I have DD10+ subs that sit right on the floor (odd) and I'm still wondering about that. Sure, bass is a LONG wavelength from a sub, so technically it is less easy to hear the doopler movement and yes, bass has a lot of distortion recorded-in, or produced by the driver. But, the C4's low-end resolution improved substantially with spikes into a concrete (not wobbly OSB subfloor)floor.

I do, and don't, buy that subs need to be on the floor with modern digital EQ. And, in my case, the room is 40 feet long so I have TOO much below 30 Hz! So again, it's the "system" that matters. Fix yours and don't just be someone else's stereo in your different sounding house.
I think what you need are the Auralex SubDude HD Isolation Riser (the HD means it's dressed up a bit for home use v. the regular SubDude). Widely used in homes and pro studios. These are foam type supports to use under subs (there are speaker and desk versions also). The things really work!

Kal Rubinson did a review in Stereophile in about 2005 or 2006, and it was basically a rave review. Absorbed vibrations, the house and bookshelves no longer vibrated, and the sound was improved considerably.

They're for sale on various sites (Audio Advisor, Music Direct), where you can also read numerous user reviews, which are something like 98% very positive, even raves. Cost is about $60 for the sub version.

In the case of the sub dude,if you want to take it to a higher level...a must have is the sub-trap made by ASC. I've been using one for years and it comes highly recommended...

One of the oldest threads I have seen come alive! However, I have two JL Audio F113's and my floor is carpet on wood with underfloor. The Auralex works great and greatly reduces the unwanted frequencies that were caused by the sub coupled to the floor which transferred into walls furniture etc... I highly recommend raising and decoupling a sub off this type of floor.
I cut 2 yoga foam blocks to make 4 smaller blocks and put them under the sub.
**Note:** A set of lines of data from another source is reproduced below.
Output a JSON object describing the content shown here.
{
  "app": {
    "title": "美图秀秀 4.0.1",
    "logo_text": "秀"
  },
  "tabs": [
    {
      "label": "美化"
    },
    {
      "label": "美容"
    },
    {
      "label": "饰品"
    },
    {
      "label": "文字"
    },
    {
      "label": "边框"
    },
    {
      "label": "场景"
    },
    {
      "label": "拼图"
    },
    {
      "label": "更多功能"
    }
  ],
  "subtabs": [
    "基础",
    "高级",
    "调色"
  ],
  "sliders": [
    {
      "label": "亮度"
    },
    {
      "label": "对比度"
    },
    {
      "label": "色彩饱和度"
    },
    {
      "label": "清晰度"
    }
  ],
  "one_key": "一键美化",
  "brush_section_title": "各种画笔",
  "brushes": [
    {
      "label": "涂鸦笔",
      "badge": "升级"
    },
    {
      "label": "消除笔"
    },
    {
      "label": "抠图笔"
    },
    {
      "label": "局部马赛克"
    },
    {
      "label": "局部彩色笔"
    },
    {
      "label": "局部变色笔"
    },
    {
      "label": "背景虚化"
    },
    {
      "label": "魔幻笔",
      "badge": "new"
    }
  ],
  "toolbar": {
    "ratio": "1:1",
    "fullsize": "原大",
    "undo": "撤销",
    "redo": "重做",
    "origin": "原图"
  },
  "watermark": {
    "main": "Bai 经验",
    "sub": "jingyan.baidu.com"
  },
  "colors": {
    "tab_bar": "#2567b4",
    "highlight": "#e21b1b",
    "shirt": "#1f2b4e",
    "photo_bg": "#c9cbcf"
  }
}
It was too boomy sitting directly on the floor.
Sorry I can't be more technical than that.